How to complete this task → Your answer must be an exact copy of the records below, minus the pictures.

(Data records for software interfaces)
^^^^^^^^

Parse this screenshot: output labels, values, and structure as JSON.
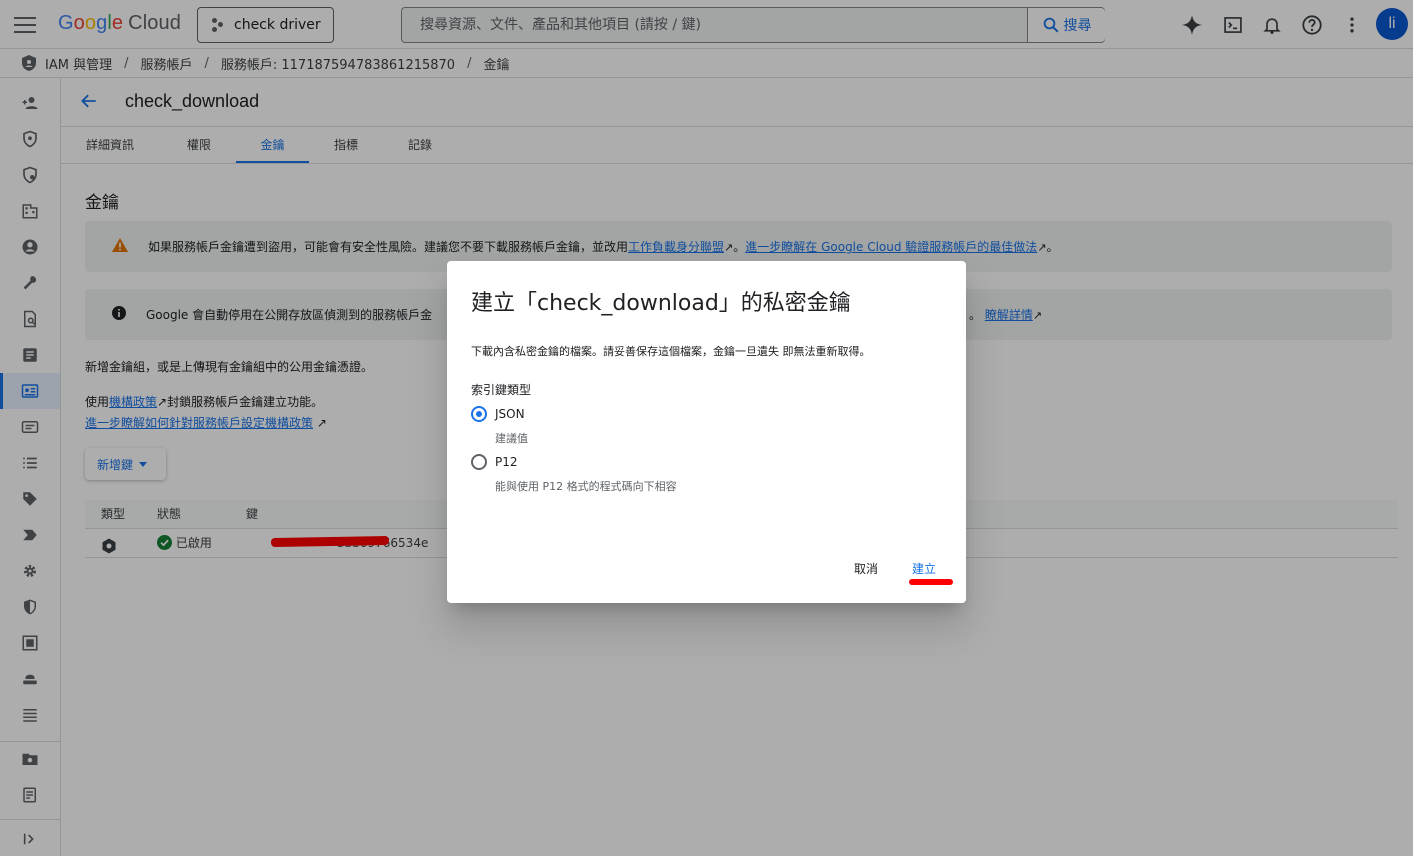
{
  "topbar": {
    "logo_parts": [
      "G",
      "o",
      "o",
      "g",
      "l",
      "e"
    ],
    "logo_cloud": "Cloud",
    "project_name": "check driver",
    "search_placeholder": "搜尋資源、文件、產品和其他項目 (請按 / 鍵)",
    "search_button": "搜尋",
    "avatar_letter": "li"
  },
  "breadcrumb": {
    "items": [
      "IAM 與管理",
      "服務帳戶",
      "服務帳戶: 117187594783861215870",
      "金鑰"
    ],
    "separator": "/"
  },
  "page": {
    "title": "check_download",
    "tabs": [
      "詳細資訊",
      "權限",
      "金鑰",
      "指標",
      "記錄"
    ],
    "active_tab": "金鑰",
    "section_title": "金鑰",
    "warning": {
      "text": "如果服務帳戶金鑰遭到盜用，可能會有安全性風險。建議您不要下載服務帳戶金鑰，並改用",
      "link1": "工作負載身分聯盟",
      "sep": "。",
      "link2": "進一步瞭解在 Google Cloud 驗證服務帳戶的最佳做法",
      "end": "。"
    },
    "info": {
      "text": "Google 會自動停用在公開存放區偵測到的服務帳戶金",
      "tail": "。",
      "link": "瞭解詳情"
    },
    "add_hint": "新增金鑰組，或是上傳現有金鑰組中的公用金鑰憑證。",
    "policy_prefix": "使用",
    "policy_link": "機構政策",
    "policy_suffix": "封鎖服務帳戶金鑰建立功能。",
    "policy_learn": "進一步瞭解如何針對服務帳戶設定機構政策",
    "add_key_button": "新增鍵",
    "table": {
      "headers": [
        "類型",
        "狀態",
        "鍵"
      ],
      "rows": [
        {
          "status": "已啟用",
          "key": "3bb09766534e"
        }
      ]
    }
  },
  "dialog": {
    "title": "建立「check_download」的私密金鑰",
    "description": "下載內含私密金鑰的檔案。請妥善保存這個檔案，金鑰一旦遺失 即無法重新取得。",
    "key_type_label": "索引鍵類型",
    "options": [
      {
        "label": "JSON",
        "hint": "建議值",
        "checked": true
      },
      {
        "label": "P12",
        "hint": "能與使用 P12 格式的程式碼向下相容",
        "checked": false
      }
    ],
    "cancel": "取消",
    "create": "建立"
  },
  "colors": {
    "accent": "#1a73e8",
    "warning": "#e37400",
    "success": "#188038",
    "redaction": "#ff0000"
  }
}
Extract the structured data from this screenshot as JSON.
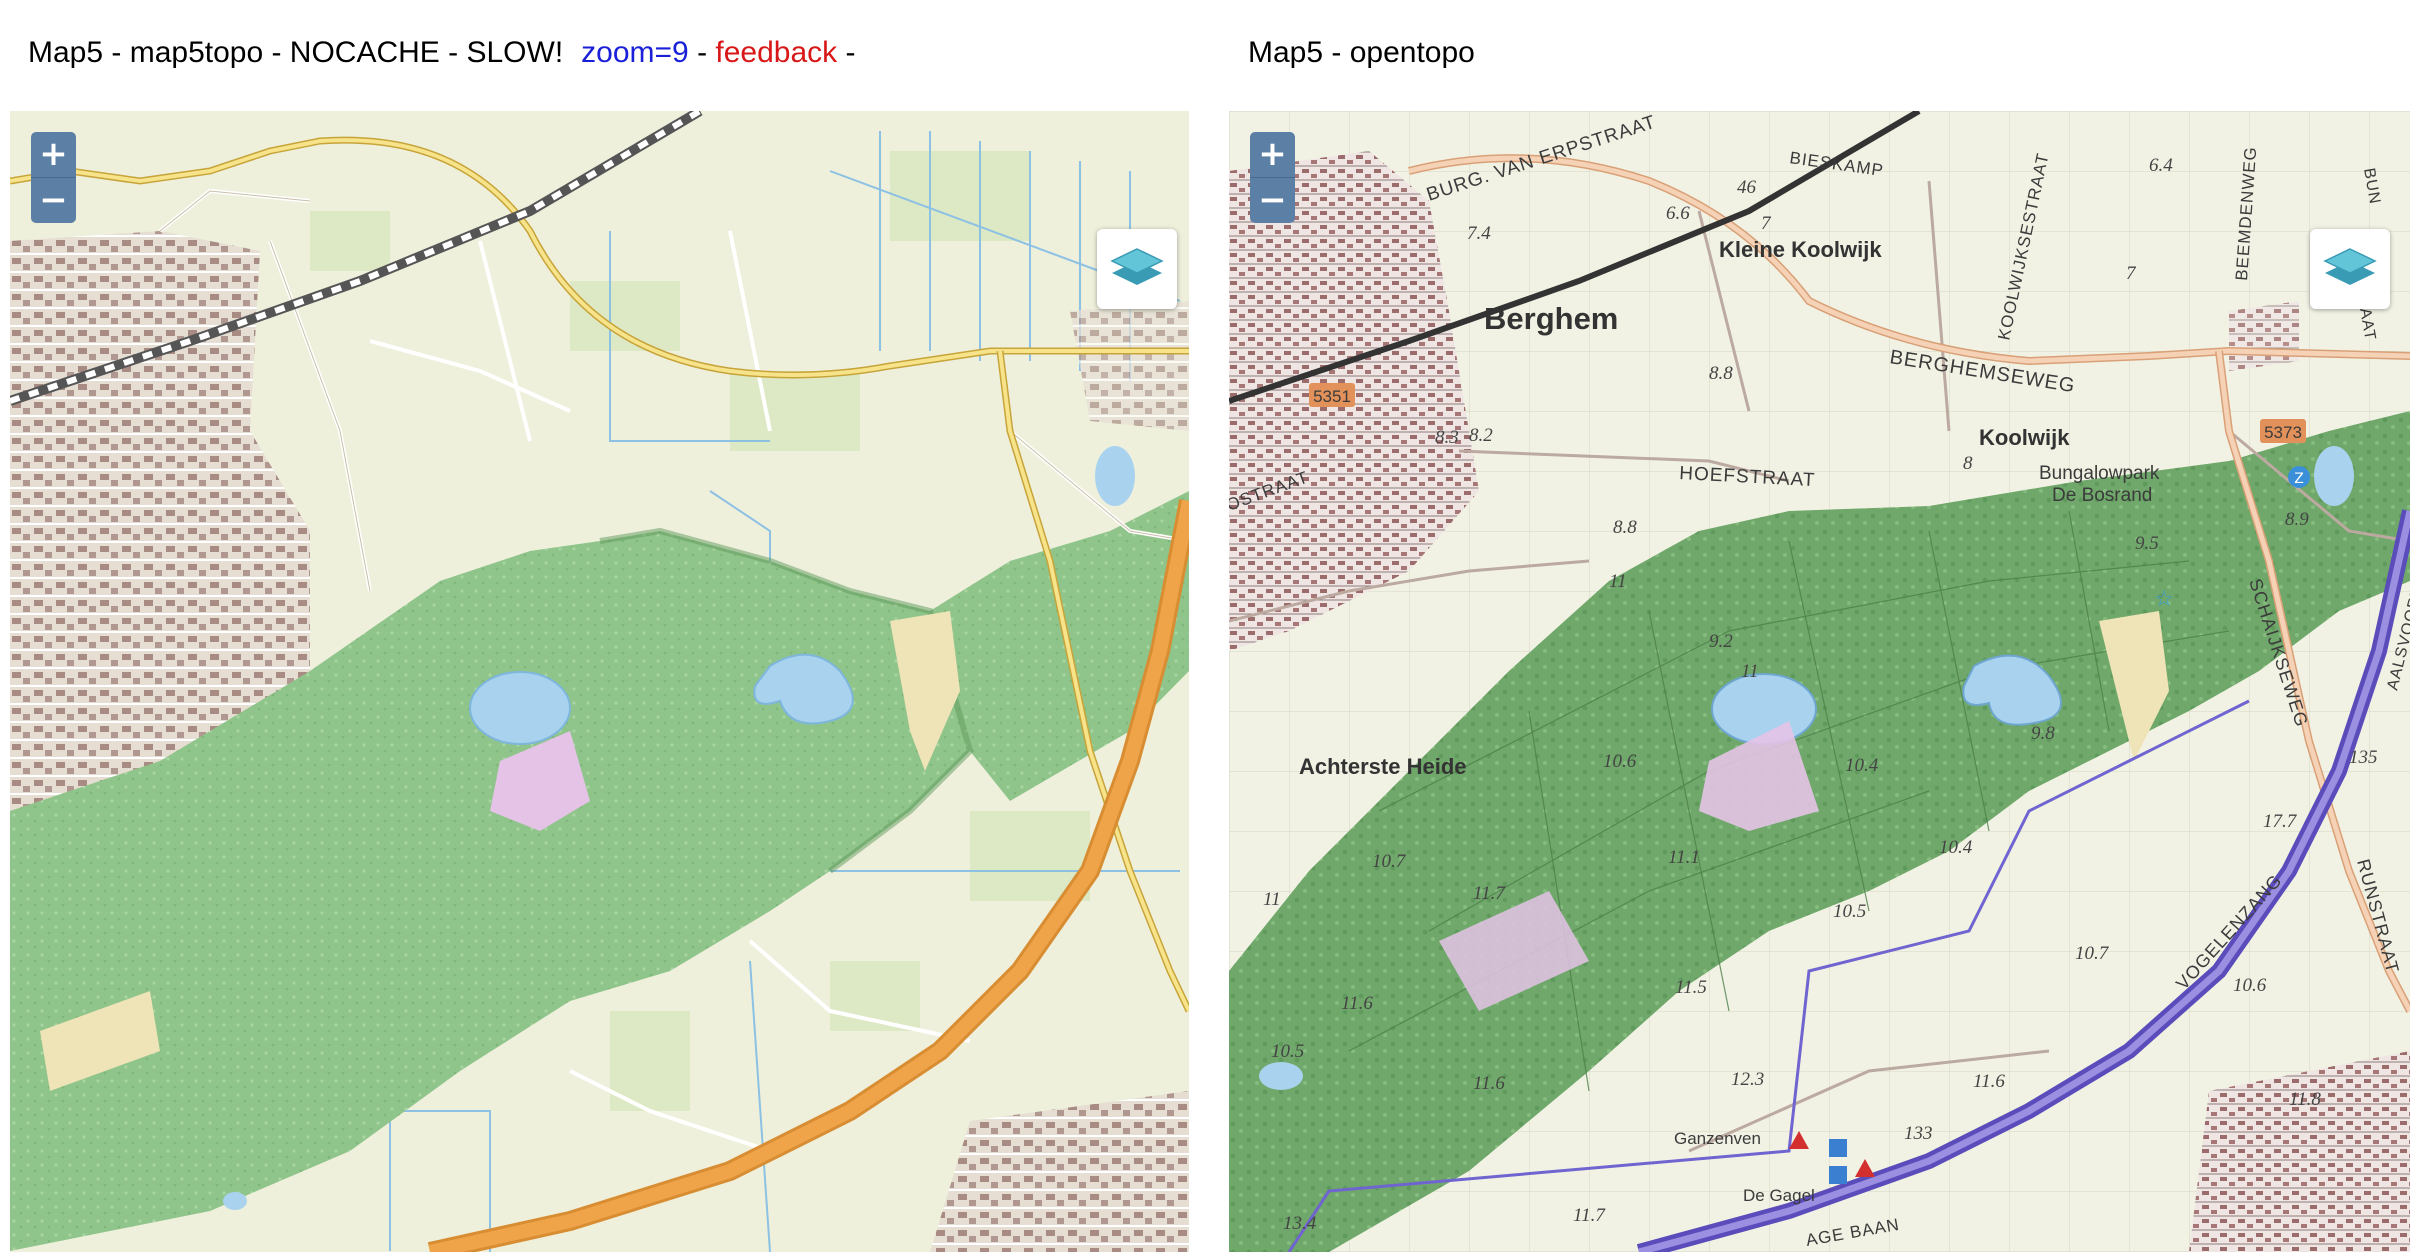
{
  "left_header": {
    "title": "Map5 - map5topo - NOCACHE - SLOW!",
    "zoom_link": "zoom=9",
    "sep1": " - ",
    "feedback_link": "feedback",
    "sep2": " -"
  },
  "right_header": {
    "title": "Map5 - opentopo"
  },
  "zoom_controls": {
    "zoom_in": "+",
    "zoom_out": "−"
  },
  "colors": {
    "forest": "#8fc48a",
    "forest_dark": "#5f9a5c",
    "water": "#a8d2ee",
    "heath": "#e4c3e6",
    "farmland": "#eef0dc",
    "highway": "#f0a44a",
    "motorway_purple": "#6a5cc8",
    "link_zoom": "#1a1fd8",
    "link_feedback": "#d81818"
  },
  "opentopo_labels": {
    "places": [
      "Berghem",
      "Kleine Koolwijk",
      "Koolwijk",
      "Achterste Heide",
      "Bungalowpark",
      "De Bosrand",
      "Ganzenven",
      "De Gagel"
    ],
    "streets": [
      "BURG. VAN ERPSTRAAT",
      "BIESKAMP",
      "KOOLWIJKSESTRAAT",
      "BEEMDENWEG",
      "BERGHEMSEWEG",
      "HOEFSTRAAT",
      "SCHAIJKSEWEG",
      "VOGELENZANG",
      "RUNSTRAAT",
      "AALSVOORT",
      "BUN",
      "AAT",
      "OSTRAAT",
      "AGE BAAN"
    ],
    "road_refs": [
      "5351",
      "5373"
    ],
    "heights": [
      "7.4",
      "6.6",
      "7",
      "6.4",
      "7",
      "8.8",
      "8.2",
      "8.3",
      "8",
      "8.9",
      "9.5",
      "8.8",
      "11",
      "9.2",
      "11",
      "10.6",
      "10.4",
      "9.8",
      "11.1",
      "10.7",
      "11.7",
      "10.4",
      "10.5",
      "11",
      "11.6",
      "11.5",
      "10.7",
      "10.6",
      "10.5",
      "11.6",
      "12.3",
      "11.6",
      "11.8",
      "13.4",
      "11.7",
      "133",
      "135",
      "17.7",
      "46"
    ]
  }
}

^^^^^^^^

Output of the exercise →
Parse this screenshot: output labels, values, and structure as JSON.
{
  "topbar": {
    "logo_parts": [
      "G",
      "o",
      "o",
      "g",
      "l",
      "e"
    ],
    "logo_cloud": "Cloud",
    "project_name": "check driver",
    "search_placeholder": "搜尋資源、文件、產品和其他項目 (請按 / 鍵)",
    "search_button": "搜尋",
    "avatar_letter": "li"
  },
  "breadcrumb": {
    "items": [
      "IAM 與管理",
      "服務帳戶",
      "服務帳戶: 117187594783861215870",
      "金鑰"
    ],
    "separator": "/"
  },
  "page": {
    "title": "check_download",
    "tabs": [
      "詳細資訊",
      "權限",
      "金鑰",
      "指標",
      "記錄"
    ],
    "active_tab": "金鑰",
    "section_title": "金鑰",
    "warning": {
      "text": "如果服務帳戶金鑰遭到盜用，可能會有安全性風險。建議您不要下載服務帳戶金鑰，並改用",
      "link1": "工作負載身分聯盟",
      "sep": "。",
      "link2": "進一步瞭解在 Google Cloud 驗證服務帳戶的最佳做法",
      "end": "。"
    },
    "info": {
      "text": "Google 會自動停用在公開存放區偵測到的服務帳戶金",
      "tail": "。",
      "link": "瞭解詳情"
    },
    "add_hint": "新增金鑰組，或是上傳現有金鑰組中的公用金鑰憑證。",
    "policy_prefix": "使用",
    "policy_link": "機構政策",
    "policy_suffix": "封鎖服務帳戶金鑰建立功能。",
    "policy_learn": "進一步瞭解如何針對服務帳戶設定機構政策",
    "add_key_button": "新增鍵",
    "table": {
      "headers": [
        "類型",
        "狀態",
        "鍵"
      ],
      "rows": [
        {
          "status": "已啟用",
          "key": "3bb09766534e"
        }
      ]
    }
  },
  "dialog": {
    "title": "建立「check_download」的私密金鑰",
    "description": "下載內含私密金鑰的檔案。請妥善保存這個檔案，金鑰一旦遺失 即無法重新取得。",
    "key_type_label": "索引鍵類型",
    "options": [
      {
        "label": "JSON",
        "hint": "建議值",
        "checked": true
      },
      {
        "label": "P12",
        "hint": "能與使用 P12 格式的程式碼向下相容",
        "checked": false
      }
    ],
    "cancel": "取消",
    "create": "建立"
  },
  "colors": {
    "accent": "#1a73e8",
    "warning": "#e37400",
    "success": "#188038",
    "redaction": "#ff0000"
  }
}
Extract the structured data from this screenshot as JSON.
{
  "left_header": {
    "title": "Map5 - map5topo - NOCACHE - SLOW!",
    "zoom_link": "zoom=9",
    "sep1": " - ",
    "feedback_link": "feedback",
    "sep2": " -"
  },
  "right_header": {
    "title": "Map5 - opentopo"
  },
  "zoom_controls": {
    "zoom_in": "+",
    "zoom_out": "−"
  },
  "colors": {
    "forest": "#8fc48a",
    "forest_dark": "#5f9a5c",
    "water": "#a8d2ee",
    "heath": "#e4c3e6",
    "farmland": "#eef0dc",
    "highway": "#f0a44a",
    "motorway_purple": "#6a5cc8",
    "link_zoom": "#1a1fd8",
    "link_feedback": "#d81818"
  },
  "opentopo_labels": {
    "places": [
      "Berghem",
      "Kleine Koolwijk",
      "Koolwijk",
      "Achterste Heide",
      "Bungalowpark",
      "De Bosrand",
      "Ganzenven",
      "De Gagel"
    ],
    "streets": [
      "BURG. VAN ERPSTRAAT",
      "BIESKAMP",
      "KOOLWIJKSESTRAAT",
      "BEEMDENWEG",
      "BERGHEMSEWEG",
      "HOEFSTRAAT",
      "SCHAIJKSEWEG",
      "VOGELENZANG",
      "RUNSTRAAT",
      "AALSVOORT",
      "BUN",
      "AAT",
      "OSTRAAT",
      "AGE BAAN"
    ],
    "road_refs": [
      "5351",
      "5373"
    ],
    "heights": [
      "7.4",
      "6.6",
      "7",
      "6.4",
      "7",
      "8.8",
      "8.2",
      "8.3",
      "8",
      "8.9",
      "9.5",
      "8.8",
      "11",
      "9.2",
      "11",
      "10.6",
      "10.4",
      "9.8",
      "11.1",
      "10.7",
      "11.7",
      "10.4",
      "10.5",
      "11",
      "11.6",
      "11.5",
      "10.7",
      "10.6",
      "10.5",
      "11.6",
      "12.3",
      "11.6",
      "11.8",
      "13.4",
      "11.7",
      "133",
      "135",
      "17.7",
      "46"
    ]
  }
}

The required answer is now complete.